Work task:
In how many lines of the records does "岸见一郎" appear? Answer with one number.

Dataset records:
Content starts

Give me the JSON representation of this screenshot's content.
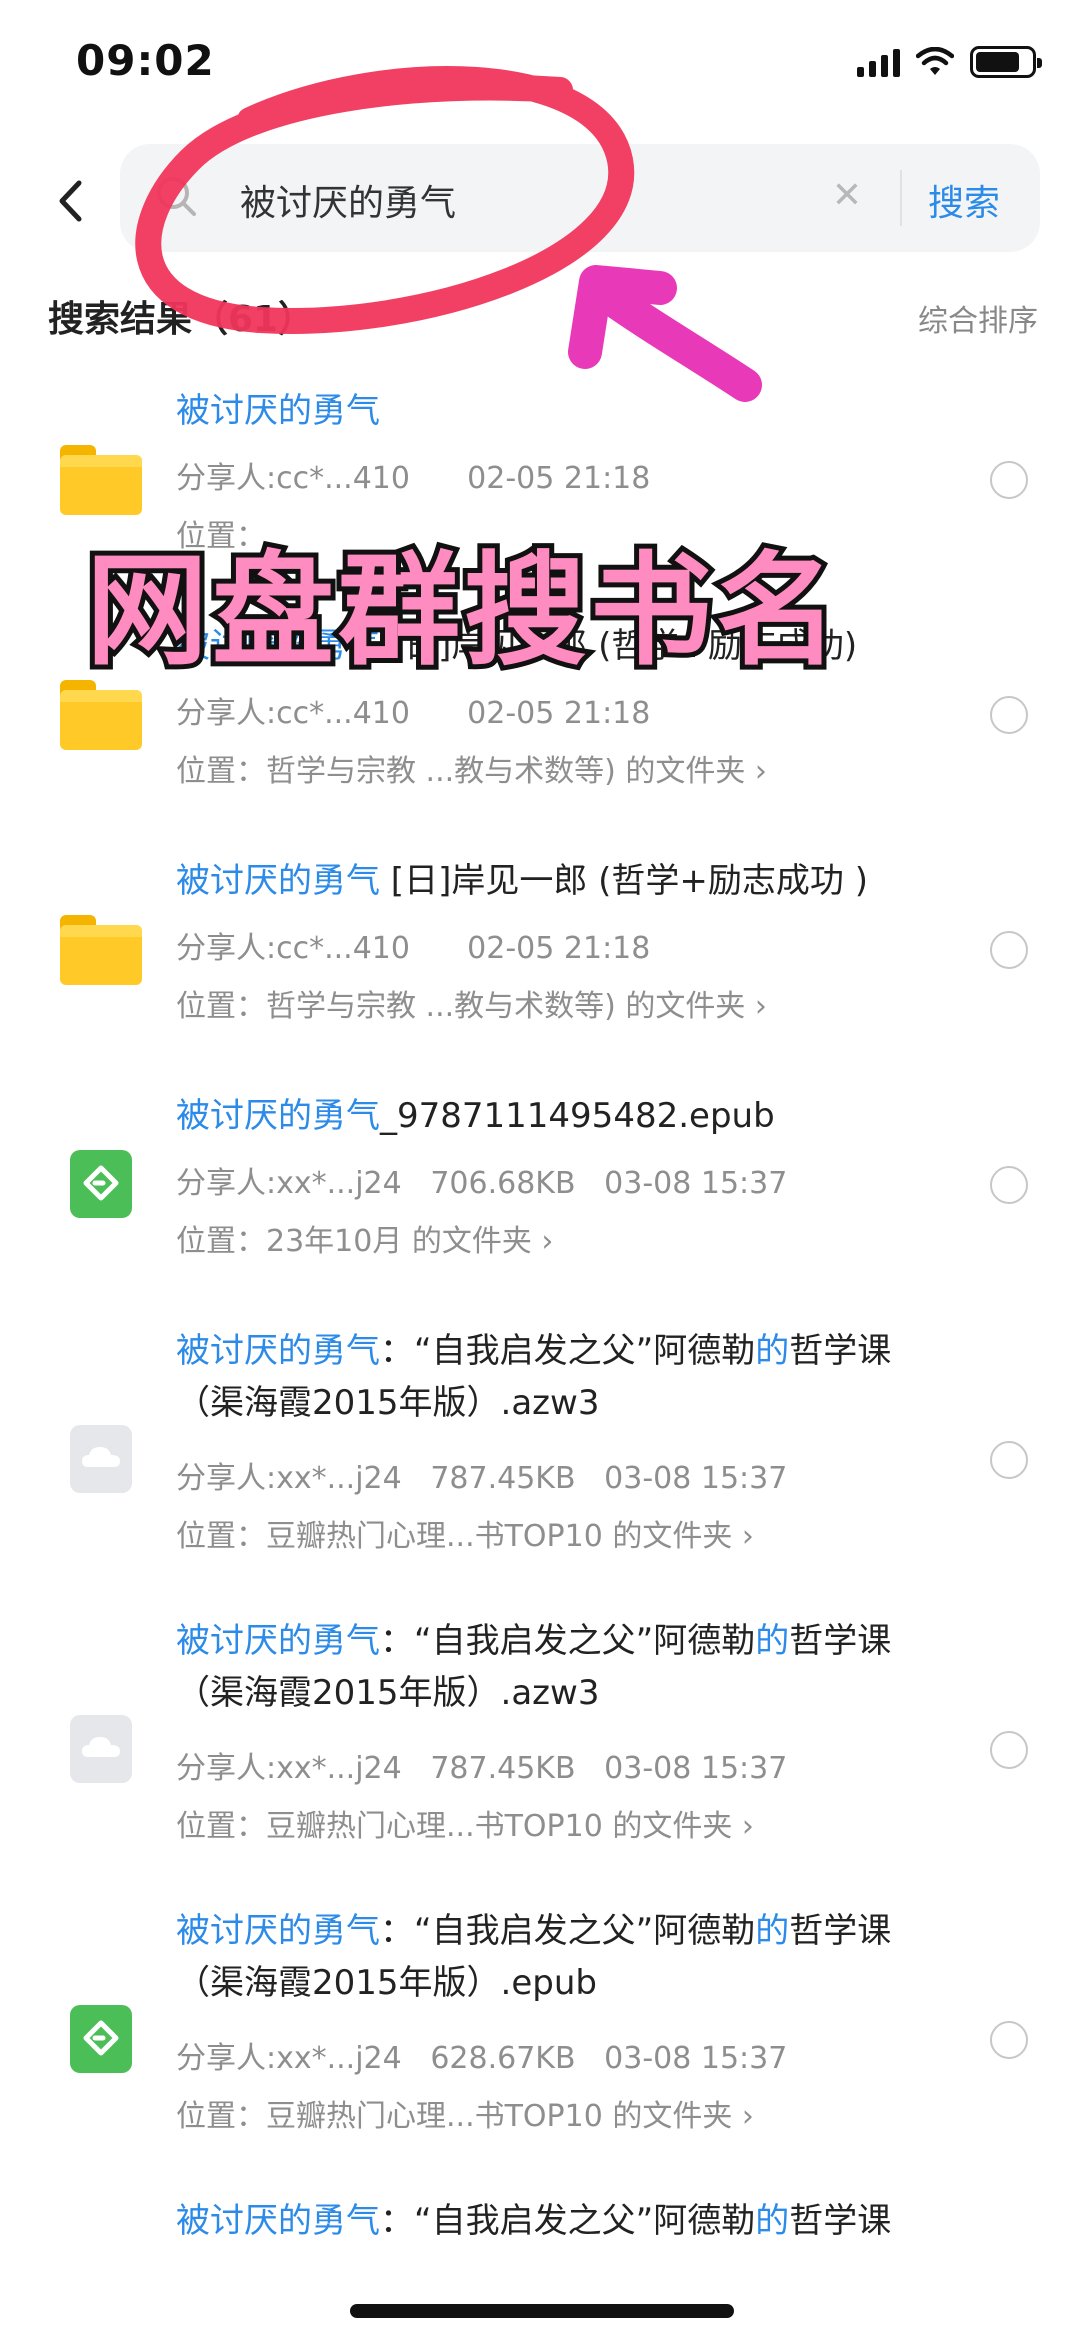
{
  "status_bar": {
    "time": "09:02"
  },
  "search": {
    "query": "被讨厌的勇气",
    "clear_symbol": "✕",
    "submit_label": "搜索"
  },
  "results": {
    "title": "搜索结果（61）",
    "sort_label": "综合排序",
    "items": [
      {
        "icon": "folder-icon",
        "title_hl": "被讨厌的勇气",
        "title_rest": "",
        "line2": "",
        "meta": "分享人:cc*...410      02-05 21:18",
        "location": "位置："
      },
      {
        "icon": "folder-icon",
        "title_hl": "被讨厌的勇气",
        "title_rest": " [日]岸见一郎 (哲学+励志成功)",
        "line2": "",
        "meta": "分享人:cc*...410      02-05 21:18",
        "location": "位置：哲学与宗教 ...教与术数等) 的文件夹 ›"
      },
      {
        "icon": "folder-icon",
        "title_hl": "被讨厌的勇气",
        "title_rest": " [日]岸见一郎 (哲学+励志成功 )",
        "line2": "",
        "meta": "分享人:cc*...410      02-05 21:18",
        "location": "位置：哲学与宗教 ...教与术数等) 的文件夹 ›"
      },
      {
        "icon": "epub-icon",
        "title_hl": "被讨厌的勇气",
        "title_rest": "_9787111495482.epub",
        "line2": "",
        "meta": "分享人:xx*...j24   706.68KB   03-08 15:37",
        "location": "位置：23年10月 的文件夹 ›"
      },
      {
        "icon": "cloud-icon",
        "title_hl": "被讨厌的勇气",
        "title_rest": "：“自我启发之父”阿德勒",
        "title_hl2": "的",
        "title_rest2": "哲学课",
        "line2": "（渠海霞2015年版）.azw3",
        "meta": "分享人:xx*...j24   787.45KB   03-08 15:37",
        "location": "位置：豆瓣热门心理...书TOP10 的文件夹 ›"
      },
      {
        "icon": "cloud-icon",
        "title_hl": "被讨厌的勇气",
        "title_rest": "：“自我启发之父”阿德勒",
        "title_hl2": "的",
        "title_rest2": "哲学课",
        "line2": "（渠海霞2015年版）.azw3",
        "meta": "分享人:xx*...j24   787.45KB   03-08 15:37",
        "location": "位置：豆瓣热门心理...书TOP10 的文件夹 ›"
      },
      {
        "icon": "epub-icon",
        "title_hl": "被讨厌的勇气",
        "title_rest": "：“自我启发之父”阿德勒",
        "title_hl2": "的",
        "title_rest2": "哲学课",
        "line2": "（渠海霞2015年版）.epub",
        "meta": "分享人:xx*...j24   628.67KB   03-08 15:37",
        "location": "位置：豆瓣热门心理...书TOP10 的文件夹 ›"
      },
      {
        "icon": "epub-icon",
        "title_hl": "被讨厌的勇气",
        "title_rest": "：“自我启发之父”阿德勒",
        "title_hl2": "的",
        "title_rest2": "哲学课",
        "line2": "",
        "meta": "",
        "location": ""
      }
    ]
  },
  "overlay": {
    "caption": "网盘群搜书名",
    "circle_color": "#f0365c",
    "arrow_color": "#e83ab8",
    "caption_color": "#ff8cc0"
  },
  "colors": {
    "accent": "#2c8be8"
  }
}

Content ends

Exercise solution:
2